SoniKalien
25-11-2010, 10:11 AM
Well, since you want to get technical...


Not as badly as GIF, unless you're talking about an image with very uniform colour distribution.

Yes I am which is why I said "sometimes", and mentioned somewhere that it would be more appropriate for simple vector graphics (vs eg photos)


While GIF can use an indexed palette, it's still limited to a total 8-bit colour space (i.e. max 255 colours), as compared to JPEG's 24, or PNG's 24/32....Not quite. GIF uses an indexed palette and colour dithering in order to cram your image into a tiny colour space. If your image requires more colours than this in order to look good (and many do, particularly photographs), then GIF will end up looking far worse than JPEG.

Yes I realise this which is why I said "sometimes". GIFs can also have an 'adaptive' pallette, cutting down on the number of colours it stores, reducing file size dramatically. You can also use dithering to 'blend' 2 colours. BTW 'dithering' is different to 'artifacts'.


The difference being that PNG has a 24bit RGB / 32bit RGBA colour space available to store the pallette, which in most cases makes it effectively a lossless format; few images require more than this, and in most cases the difference between the PNG and the original is indistinguishable.
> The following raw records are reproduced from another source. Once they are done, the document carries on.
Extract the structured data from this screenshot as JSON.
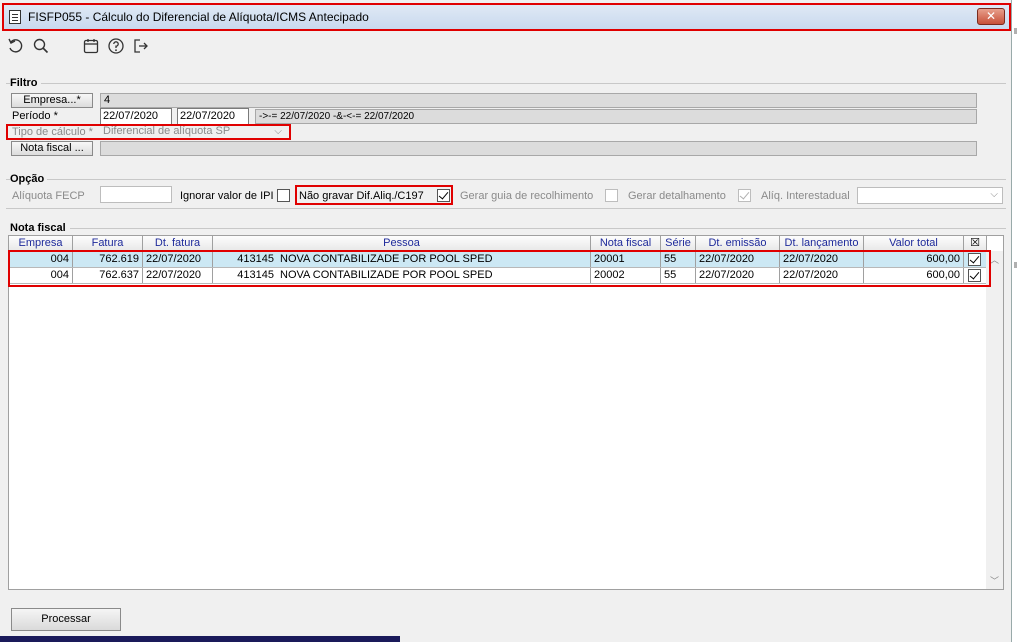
{
  "window": {
    "title": "FISFP055 - Cálculo do Diferencial de Alíquota/ICMS Antecipado",
    "close_label": "✕"
  },
  "toolbar": {
    "icons": [
      "undo-icon",
      "search-icon",
      "calendar-icon",
      "help-icon",
      "exit-icon"
    ]
  },
  "filtro": {
    "group_label": "Filtro",
    "empresa_button": "Empresa...*",
    "empresa_value": "4",
    "periodo_label": "Período *",
    "periodo_from": "22/07/2020",
    "periodo_to": "22/07/2020",
    "periodo_expr": "->-= 22/07/2020 -&-<-= 22/07/2020",
    "tipo_calculo_label": "Tipo de cálculo *",
    "tipo_calculo_value": "Diferencial de alíquota SP",
    "nota_fiscal_button": "Nota fiscal ..."
  },
  "opcao": {
    "group_label": "Opção",
    "aliquota_fecp_label": "Alíquota FECP",
    "ignorar_ipi_label": "Ignorar valor de IPI",
    "ignorar_ipi_checked": false,
    "nao_gravar_label": "Não gravar Dif.Aliq./C197",
    "nao_gravar_checked": true,
    "gerar_guia_label": "Gerar guia de recolhimento",
    "gerar_guia_checked": false,
    "gerar_detalhamento_label": "Gerar detalhamento",
    "gerar_detalhamento_checked": true,
    "aliq_interestadual_label": "Alíq. Interestadual"
  },
  "nota_fiscal": {
    "group_label": "Nota fiscal",
    "columns": [
      "Empresa",
      "Fatura",
      "Dt. fatura",
      "Pessoa",
      "Nota fiscal",
      "Série",
      "Dt. emissão",
      "Dt. lançamento",
      "Valor total",
      "☒"
    ],
    "rows": [
      {
        "empresa": "004",
        "fatura": "762.619",
        "dt_fatura": "22/07/2020",
        "pessoa_cod": "413145",
        "pessoa_nome": "NOVA CONTABILIZADE POR POOL SPED",
        "nota_fiscal": "20001",
        "serie": "55",
        "dt_emissao": "22/07/2020",
        "dt_lancamento": "22/07/2020",
        "valor_total": "600,00",
        "checked": true
      },
      {
        "empresa": "004",
        "fatura": "762.637",
        "dt_fatura": "22/07/2020",
        "pessoa_cod": "413145",
        "pessoa_nome": "NOVA CONTABILIZADE POR POOL SPED",
        "nota_fiscal": "20002",
        "serie": "55",
        "dt_emissao": "22/07/2020",
        "dt_lancamento": "22/07/2020",
        "valor_total": "600,00",
        "checked": true
      }
    ]
  },
  "footer": {
    "processar_label": "Processar"
  }
}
I know that :) If the original is a JPG, then it's going to boil down to compression settings.. the more compression, the lower the filesize, the more artifacts you get, the worse the picture looks.

Basically I was saying in a roundabout and albeit simple way that OP's vector image probably would have looked better as a GIF, and probably have a smaller filesize.

Anything else you want to nitpick over? :nerd:

Erayd
25-11-2010, 04:10 PM
Well, since you want to get technical...:D.


...BTW 'dithering' is different to 'artifacts'.Absolutely; I never claimed they were the same thing. When I mentioned artifacts, that's precisely what I meant: colour artifacts (GIF), and compression artifacts (JPEG).


Basically I was saying in a roundabout and albeit simple way that OP's vector image probably would have looked better as a GIF, and probably have a smaller filesize.Agreed - that particular file is an ideal candidate :thumbs:


Anything else you want to nitpick over? :nerd:I live to nitpick!

No fodder left here though; other than a bit of excessive generality your posts were useful, informative, and largely accurate :D.